As a participant in this survey it’s important for authors and publishers to know that we book bloggers are serious about what we do. We actively build readership and we have the necessary power to help promote books and most importantly we love doing it. This survey provides so many valuable figures to authors and publishers and helps them better understand the need for book bloggers.
Author Robert Logan Rogers has had a little gem of a book called Rungle In The Jungle since the 1980s. With motivation and drive he finally found an illustrator who would help him bring his book to life. Be sure to visit Kristi’s Book Nook for a chance to win this great book for kids.
TNW: How long have you been writing?
RLR: 25 Years
TNW: Have you always written for children?
TNW: What drives and motivates your writing?
RLR: Influencing children’s lives to face fears and overcome insecurities.
TNW: Do you feel it’s important for writers to use social media?
RLR: By taking advantage of forums that have become standard sources of information for most of the public today!
TNW: Who are some of your favorite authors and why?
RLR: C.S. Lewis because he uses allegory and illustrative metaphorical story telling to bring biblical truth to the reader.
TNW: What books for writers would you recommend?
RLR: The Hobbit
TNW: What advice do you have for new writers?
RLR: Be persistent and disciplined and keep focused on your end goal of completing your task.
TNW: What is the goal for yourself in the next 5 years?
RLR: To write and finish several sequels.
Thanks so much Robert for sharing with us today. Be sure to stop by his website to learn more about him and his book at http://www.rungleinthejunglethebook.com.
Stop by Kristi’s Book Nook to see my review and for a chance to win a copy!
The Missouri Writer’s Guild 2016 Conference starts this Friday. Visit the website to see who’s coming! Bring a friend and get in for the half the price!
Missouri Writers’ Guild 2016 Conference
If you are a writer looking to improve your work the Missouri Writers Guild his having a conference featuring well known authors who are willing to help you hone in on your craft. Click on the links below to sign up and learn more.
I’ve known about NaNoWriMo for a while now but this is the first time I’m actually participating. I can tell you that these first few days have been brutal. I thought I could push out the 1667 words per day challenge like a pro. NOT!! It was a chore the first day to get over 500 words on the page and I know where I want to go with my story. Geeezzz! Anyway, Kris Noel has some great advice for the first time NaNoWriMo participant. Happy Writing!

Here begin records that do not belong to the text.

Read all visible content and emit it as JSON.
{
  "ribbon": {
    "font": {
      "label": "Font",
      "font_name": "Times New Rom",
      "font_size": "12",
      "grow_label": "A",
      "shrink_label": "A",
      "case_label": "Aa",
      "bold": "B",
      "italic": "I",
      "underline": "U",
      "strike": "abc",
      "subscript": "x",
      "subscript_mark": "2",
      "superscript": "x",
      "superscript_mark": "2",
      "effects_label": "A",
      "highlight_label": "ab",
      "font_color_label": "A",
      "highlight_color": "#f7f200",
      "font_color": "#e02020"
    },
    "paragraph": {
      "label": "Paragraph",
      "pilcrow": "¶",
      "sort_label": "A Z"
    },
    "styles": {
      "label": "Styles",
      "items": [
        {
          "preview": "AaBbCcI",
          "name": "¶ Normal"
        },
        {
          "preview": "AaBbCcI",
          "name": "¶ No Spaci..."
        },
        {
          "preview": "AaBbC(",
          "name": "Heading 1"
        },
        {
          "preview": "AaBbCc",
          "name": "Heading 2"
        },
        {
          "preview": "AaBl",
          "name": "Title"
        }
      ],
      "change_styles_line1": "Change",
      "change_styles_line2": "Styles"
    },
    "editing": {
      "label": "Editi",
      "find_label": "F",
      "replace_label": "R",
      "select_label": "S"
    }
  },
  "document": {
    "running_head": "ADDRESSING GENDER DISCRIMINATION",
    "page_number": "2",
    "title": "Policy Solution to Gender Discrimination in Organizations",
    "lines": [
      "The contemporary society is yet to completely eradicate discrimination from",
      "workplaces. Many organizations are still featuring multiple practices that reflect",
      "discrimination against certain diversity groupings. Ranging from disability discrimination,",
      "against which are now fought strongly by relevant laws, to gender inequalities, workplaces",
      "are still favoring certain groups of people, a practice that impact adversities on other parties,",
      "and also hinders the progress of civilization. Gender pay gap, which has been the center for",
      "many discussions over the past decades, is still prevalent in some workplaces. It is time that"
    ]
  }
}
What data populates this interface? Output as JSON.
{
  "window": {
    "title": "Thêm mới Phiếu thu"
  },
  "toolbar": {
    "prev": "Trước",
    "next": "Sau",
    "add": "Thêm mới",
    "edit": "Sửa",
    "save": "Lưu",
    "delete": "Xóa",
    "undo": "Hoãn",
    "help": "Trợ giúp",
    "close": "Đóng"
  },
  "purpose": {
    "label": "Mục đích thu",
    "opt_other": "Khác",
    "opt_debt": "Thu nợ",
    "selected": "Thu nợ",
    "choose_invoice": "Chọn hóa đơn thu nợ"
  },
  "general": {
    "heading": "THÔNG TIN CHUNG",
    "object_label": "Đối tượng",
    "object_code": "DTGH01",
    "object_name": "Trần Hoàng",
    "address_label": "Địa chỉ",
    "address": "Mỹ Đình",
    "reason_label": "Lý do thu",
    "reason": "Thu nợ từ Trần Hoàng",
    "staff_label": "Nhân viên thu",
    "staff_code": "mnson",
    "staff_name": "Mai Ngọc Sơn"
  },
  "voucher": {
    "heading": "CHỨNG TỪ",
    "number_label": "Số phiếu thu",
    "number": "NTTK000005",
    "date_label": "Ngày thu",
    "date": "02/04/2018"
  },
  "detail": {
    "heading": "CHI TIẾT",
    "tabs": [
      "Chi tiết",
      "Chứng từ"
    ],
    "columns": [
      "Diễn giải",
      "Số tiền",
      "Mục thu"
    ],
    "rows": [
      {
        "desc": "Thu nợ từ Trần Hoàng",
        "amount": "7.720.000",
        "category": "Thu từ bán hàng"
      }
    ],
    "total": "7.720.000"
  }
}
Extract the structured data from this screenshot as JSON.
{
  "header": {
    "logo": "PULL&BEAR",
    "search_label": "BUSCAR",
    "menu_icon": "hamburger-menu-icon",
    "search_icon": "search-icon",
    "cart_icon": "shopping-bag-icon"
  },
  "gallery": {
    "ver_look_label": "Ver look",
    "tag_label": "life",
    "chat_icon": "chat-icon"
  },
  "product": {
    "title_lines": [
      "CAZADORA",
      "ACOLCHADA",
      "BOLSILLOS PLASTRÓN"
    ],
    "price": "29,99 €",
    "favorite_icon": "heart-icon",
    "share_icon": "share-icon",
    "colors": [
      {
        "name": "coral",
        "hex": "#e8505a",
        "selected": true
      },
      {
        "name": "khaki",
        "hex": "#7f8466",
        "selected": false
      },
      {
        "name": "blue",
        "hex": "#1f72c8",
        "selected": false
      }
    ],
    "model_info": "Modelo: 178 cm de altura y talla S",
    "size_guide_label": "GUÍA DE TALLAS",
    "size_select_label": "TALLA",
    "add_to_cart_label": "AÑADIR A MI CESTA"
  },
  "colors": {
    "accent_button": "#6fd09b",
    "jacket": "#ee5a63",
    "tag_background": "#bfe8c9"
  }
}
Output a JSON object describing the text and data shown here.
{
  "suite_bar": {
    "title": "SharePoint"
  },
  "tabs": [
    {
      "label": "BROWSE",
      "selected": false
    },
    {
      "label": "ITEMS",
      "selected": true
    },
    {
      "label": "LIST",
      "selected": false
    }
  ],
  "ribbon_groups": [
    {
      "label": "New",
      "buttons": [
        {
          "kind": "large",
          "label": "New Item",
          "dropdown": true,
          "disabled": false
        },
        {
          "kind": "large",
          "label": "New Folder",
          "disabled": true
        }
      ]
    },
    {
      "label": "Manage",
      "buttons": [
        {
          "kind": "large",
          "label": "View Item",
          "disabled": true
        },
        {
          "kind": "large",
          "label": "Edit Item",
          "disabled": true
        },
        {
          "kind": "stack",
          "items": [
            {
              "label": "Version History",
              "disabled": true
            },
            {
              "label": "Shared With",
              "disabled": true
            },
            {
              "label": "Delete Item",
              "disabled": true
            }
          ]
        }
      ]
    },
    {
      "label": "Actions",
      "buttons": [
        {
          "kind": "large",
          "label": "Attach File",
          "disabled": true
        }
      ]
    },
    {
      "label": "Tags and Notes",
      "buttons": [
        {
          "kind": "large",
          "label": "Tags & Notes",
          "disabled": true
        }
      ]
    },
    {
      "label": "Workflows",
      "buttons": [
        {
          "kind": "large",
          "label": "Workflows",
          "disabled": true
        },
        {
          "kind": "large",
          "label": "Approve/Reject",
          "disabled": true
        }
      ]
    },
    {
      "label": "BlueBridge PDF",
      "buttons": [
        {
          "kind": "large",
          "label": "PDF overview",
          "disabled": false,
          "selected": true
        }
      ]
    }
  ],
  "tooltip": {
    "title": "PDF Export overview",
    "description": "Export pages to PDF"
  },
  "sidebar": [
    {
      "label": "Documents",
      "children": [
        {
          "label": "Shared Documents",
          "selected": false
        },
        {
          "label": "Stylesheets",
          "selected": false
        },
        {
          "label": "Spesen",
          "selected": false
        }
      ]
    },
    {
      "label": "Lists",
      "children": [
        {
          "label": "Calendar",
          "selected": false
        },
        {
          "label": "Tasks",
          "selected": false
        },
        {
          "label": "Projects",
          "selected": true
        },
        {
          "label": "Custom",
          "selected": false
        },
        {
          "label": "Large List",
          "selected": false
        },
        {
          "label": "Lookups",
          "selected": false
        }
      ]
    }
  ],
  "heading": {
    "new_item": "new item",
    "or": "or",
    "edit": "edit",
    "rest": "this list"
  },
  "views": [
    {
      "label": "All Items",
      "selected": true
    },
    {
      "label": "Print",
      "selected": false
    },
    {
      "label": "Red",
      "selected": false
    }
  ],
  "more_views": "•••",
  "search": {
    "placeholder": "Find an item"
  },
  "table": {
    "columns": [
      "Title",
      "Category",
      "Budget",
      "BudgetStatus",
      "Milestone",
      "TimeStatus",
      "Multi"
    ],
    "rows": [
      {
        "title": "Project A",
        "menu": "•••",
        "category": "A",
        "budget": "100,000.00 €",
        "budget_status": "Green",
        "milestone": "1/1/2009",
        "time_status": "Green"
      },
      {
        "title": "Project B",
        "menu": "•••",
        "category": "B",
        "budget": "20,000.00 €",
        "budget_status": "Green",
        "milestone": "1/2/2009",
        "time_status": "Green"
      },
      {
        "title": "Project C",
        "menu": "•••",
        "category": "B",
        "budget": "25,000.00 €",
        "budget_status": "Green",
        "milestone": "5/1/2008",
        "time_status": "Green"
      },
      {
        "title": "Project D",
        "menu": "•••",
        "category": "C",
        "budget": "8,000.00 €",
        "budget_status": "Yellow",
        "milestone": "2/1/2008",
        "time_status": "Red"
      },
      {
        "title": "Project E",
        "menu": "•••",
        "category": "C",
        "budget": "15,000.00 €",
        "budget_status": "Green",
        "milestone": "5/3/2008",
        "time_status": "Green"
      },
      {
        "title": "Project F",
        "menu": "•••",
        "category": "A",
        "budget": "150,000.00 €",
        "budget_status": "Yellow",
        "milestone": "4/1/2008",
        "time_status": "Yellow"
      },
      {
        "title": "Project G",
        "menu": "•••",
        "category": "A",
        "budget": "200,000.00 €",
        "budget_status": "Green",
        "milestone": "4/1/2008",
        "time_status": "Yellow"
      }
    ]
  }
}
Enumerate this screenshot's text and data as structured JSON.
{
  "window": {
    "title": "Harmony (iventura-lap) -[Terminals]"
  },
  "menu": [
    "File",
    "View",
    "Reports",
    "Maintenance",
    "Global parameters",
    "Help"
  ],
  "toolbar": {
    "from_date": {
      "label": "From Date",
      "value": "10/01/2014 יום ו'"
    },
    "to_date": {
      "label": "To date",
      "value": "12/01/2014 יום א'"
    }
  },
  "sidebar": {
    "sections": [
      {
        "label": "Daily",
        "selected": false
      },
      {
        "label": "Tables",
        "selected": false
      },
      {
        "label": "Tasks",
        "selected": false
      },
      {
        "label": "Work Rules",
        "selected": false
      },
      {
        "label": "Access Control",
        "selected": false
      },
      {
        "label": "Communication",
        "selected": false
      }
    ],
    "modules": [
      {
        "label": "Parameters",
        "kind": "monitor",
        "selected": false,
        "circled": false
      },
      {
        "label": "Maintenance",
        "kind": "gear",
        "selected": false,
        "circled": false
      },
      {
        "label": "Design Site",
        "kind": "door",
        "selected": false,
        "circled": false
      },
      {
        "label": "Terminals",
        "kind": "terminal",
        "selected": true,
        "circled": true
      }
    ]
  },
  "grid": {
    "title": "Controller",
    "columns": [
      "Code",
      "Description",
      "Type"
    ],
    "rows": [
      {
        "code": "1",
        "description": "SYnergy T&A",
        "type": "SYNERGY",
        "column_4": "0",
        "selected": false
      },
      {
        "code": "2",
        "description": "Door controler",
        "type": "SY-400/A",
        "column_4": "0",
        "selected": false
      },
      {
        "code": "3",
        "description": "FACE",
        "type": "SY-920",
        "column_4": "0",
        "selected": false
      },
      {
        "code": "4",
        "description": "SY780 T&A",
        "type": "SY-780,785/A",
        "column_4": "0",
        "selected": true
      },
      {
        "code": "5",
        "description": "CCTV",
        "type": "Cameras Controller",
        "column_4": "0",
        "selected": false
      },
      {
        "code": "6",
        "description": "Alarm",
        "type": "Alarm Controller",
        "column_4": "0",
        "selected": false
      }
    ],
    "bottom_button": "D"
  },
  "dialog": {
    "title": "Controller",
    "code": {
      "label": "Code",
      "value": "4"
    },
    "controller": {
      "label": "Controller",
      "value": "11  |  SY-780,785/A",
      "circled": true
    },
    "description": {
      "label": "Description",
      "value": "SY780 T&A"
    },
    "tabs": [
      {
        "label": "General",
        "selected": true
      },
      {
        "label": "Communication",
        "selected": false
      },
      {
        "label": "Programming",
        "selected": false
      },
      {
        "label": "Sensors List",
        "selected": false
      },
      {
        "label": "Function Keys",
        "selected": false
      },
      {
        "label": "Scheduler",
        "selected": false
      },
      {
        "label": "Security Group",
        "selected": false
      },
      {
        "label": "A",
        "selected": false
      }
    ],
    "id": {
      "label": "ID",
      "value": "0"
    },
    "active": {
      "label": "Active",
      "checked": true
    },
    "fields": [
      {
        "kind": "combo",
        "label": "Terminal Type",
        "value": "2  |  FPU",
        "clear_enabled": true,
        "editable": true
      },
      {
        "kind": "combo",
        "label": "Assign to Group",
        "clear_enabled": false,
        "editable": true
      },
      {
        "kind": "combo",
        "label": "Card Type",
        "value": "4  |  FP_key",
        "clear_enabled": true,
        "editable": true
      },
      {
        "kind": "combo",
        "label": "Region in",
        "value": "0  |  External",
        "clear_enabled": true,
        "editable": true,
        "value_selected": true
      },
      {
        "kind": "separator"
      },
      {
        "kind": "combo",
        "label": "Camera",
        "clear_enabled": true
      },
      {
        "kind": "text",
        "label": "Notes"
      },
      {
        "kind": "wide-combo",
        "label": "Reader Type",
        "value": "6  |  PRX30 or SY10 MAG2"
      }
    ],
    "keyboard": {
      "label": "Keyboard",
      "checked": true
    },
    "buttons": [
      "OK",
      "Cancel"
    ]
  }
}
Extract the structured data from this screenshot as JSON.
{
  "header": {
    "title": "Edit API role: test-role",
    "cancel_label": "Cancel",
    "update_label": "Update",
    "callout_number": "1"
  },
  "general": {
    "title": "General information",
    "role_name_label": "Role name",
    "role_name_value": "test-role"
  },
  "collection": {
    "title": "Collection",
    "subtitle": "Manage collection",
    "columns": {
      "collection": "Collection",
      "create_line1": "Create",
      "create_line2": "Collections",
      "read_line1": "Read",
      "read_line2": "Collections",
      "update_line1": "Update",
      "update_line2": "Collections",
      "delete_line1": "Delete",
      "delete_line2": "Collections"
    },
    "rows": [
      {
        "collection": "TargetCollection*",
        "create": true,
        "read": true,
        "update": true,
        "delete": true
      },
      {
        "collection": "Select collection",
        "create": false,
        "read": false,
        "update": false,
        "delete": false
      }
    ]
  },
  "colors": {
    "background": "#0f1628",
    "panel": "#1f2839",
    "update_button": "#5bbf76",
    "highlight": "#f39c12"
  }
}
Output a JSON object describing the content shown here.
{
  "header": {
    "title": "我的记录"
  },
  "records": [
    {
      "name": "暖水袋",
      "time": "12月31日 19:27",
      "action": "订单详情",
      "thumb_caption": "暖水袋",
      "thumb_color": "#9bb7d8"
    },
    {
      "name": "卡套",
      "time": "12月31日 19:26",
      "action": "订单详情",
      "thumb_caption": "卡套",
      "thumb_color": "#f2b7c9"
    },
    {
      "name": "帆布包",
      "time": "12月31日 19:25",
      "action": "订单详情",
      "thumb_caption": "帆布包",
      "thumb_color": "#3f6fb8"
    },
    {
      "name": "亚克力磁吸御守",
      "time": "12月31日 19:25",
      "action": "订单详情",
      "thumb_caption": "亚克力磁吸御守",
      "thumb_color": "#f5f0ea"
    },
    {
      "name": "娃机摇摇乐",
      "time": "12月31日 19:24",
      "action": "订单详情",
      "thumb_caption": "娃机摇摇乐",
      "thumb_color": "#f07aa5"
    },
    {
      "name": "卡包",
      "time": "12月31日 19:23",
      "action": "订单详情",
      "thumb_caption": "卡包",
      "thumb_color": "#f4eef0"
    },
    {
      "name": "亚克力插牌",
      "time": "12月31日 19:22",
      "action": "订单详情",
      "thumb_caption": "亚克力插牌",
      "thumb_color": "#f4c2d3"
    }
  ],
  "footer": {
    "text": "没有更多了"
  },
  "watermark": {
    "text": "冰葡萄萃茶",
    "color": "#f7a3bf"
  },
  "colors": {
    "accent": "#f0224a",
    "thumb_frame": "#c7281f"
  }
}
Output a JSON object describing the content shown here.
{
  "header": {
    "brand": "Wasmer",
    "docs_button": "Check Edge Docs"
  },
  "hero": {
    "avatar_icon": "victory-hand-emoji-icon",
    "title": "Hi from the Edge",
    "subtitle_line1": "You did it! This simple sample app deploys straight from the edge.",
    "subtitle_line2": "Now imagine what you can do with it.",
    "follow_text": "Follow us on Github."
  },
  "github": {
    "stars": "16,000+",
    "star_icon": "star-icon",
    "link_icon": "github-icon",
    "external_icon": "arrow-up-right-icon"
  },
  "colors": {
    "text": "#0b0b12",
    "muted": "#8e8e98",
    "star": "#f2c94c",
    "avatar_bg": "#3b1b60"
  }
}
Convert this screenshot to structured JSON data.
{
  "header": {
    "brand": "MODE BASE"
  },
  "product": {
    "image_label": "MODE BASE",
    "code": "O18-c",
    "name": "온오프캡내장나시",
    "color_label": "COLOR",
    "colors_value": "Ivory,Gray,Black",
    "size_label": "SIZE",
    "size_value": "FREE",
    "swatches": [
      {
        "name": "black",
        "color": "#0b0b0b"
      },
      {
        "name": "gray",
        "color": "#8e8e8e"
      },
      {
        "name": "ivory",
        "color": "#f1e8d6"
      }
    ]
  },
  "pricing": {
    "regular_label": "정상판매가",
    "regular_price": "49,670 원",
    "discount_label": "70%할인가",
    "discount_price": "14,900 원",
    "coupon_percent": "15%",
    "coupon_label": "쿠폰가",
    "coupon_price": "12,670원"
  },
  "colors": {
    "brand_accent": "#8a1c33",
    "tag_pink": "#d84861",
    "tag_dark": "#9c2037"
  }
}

I’ll be covering a variety of topics for NaNoWriMo, but it seems like a lot of people want to know how to approach their first time writing a novel in a month. It can be scary and it might feel like an impossible task, but I’ll try to help in any way I can!
First, let’s talk about what NaNoWriMo is. NaNoWriMo stands for National Novel Writing Month and it takes place in November (there are other versions of NaNoWriMo, but this is the big one). First time writers, seasoned professionals, and everyone in between, attempt to write the first draft, or no-draft as I like to call it, in a single month. The goal is 50,000 words. That means that usually a lot of planning has to go into it a few weeks before.
Here’s some advice that I hope will help first time NaNowriMos get started:
Outlines are important
I know some of you might not like writing outlines because you feel it restricts you creatively, but it’s a fairly important step for NaNoWriMo. You only have a month to write, so you better have some idea what you’re writing. Start off with the general plot and your characters and go from there. Having an outline will help you stay on track and will keep writer’s block at bay. Read more here!